8Understanding Condition Codes on the Score Reports INV: Test InvalidationThere were testing irregularities that made the scores invalid for use.REF: Refused to TestThe student refused to take the test for personal reasons.ABS: AbsentThe student was absent during the test administration.IC: IncompleteThe student was unable to complete one or more domains of the test for reasons that are not related to language ability. AND/ORThe student’s test booklet was marked INV, REF, or ABS for one or more domains of the test.During our review of the score reports, you may have noticed that some students do not have an actual score; instead, a condition code is used. What do the condition codes mean? You can find a brief description of them at the bottom of each report.Here we would like to provide a more elaborate explanation of each code. INV means test invalidation. The score may be marked as invalid if there were testing irregularities. REF is Refused to Test. This code is used when a student refused to take the test for personal reasons. ABS stands for Absent. The code is used when a student was absent during the test administration. IC means Incomplete. This code is used when a student was unable to complete one or more domains for reasons that are not related to the student’s language ability, or/and the student’s test booklet was marked INV, REF, or ABS for one or more domains of the test. In these situations, the scores, had they been calculated, may not represent well the actual language ability of the student; therefore, condition codes are used instead.We’d also like to mention that if you marked “Yes” for “Could Not Respond” for a student during the test administration of a subtest, and the student didn’t answer any items on the subtest, they received the lowest scale score for that subtest.

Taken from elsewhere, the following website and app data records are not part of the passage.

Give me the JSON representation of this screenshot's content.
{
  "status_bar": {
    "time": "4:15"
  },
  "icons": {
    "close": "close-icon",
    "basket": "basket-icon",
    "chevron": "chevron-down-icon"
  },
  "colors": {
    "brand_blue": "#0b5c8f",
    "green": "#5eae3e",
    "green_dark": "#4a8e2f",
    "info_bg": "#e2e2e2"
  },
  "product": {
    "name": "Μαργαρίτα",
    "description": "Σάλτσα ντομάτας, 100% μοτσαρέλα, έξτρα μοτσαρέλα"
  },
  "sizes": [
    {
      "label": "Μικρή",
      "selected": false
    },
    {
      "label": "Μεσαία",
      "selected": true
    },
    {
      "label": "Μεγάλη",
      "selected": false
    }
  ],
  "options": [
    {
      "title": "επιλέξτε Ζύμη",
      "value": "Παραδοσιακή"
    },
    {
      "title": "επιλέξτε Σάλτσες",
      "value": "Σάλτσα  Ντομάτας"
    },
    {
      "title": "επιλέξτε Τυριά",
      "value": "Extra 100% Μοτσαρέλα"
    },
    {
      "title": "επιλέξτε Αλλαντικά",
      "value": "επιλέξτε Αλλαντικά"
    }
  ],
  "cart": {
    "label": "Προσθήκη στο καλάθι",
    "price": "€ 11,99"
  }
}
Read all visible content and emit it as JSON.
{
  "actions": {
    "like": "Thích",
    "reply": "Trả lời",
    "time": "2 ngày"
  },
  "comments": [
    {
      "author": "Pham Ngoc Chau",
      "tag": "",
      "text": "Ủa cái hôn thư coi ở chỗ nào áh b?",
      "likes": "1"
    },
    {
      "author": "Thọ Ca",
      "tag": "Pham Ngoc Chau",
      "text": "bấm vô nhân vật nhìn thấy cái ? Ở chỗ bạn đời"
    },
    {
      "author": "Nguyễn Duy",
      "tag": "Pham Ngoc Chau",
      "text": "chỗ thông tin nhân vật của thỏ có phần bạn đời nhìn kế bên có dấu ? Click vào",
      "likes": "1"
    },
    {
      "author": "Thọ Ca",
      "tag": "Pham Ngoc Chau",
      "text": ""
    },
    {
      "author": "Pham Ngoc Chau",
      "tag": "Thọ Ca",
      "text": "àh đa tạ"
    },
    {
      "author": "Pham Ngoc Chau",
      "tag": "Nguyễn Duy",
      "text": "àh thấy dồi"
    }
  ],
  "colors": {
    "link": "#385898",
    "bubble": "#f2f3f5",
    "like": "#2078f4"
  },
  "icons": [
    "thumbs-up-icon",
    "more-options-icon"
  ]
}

9CTB/McGraw-Hill Customer Support Center 800-569-2667 Title III Parent Notification of Student Placement in English Language Development Program: aspxAfter checking with your district assessment coordinator and determining that your district did not receive your individual student reports, Group List Reports, or Interpretation Guides, call or CTB Customer Support Center.We thank you for attending today’s presentation.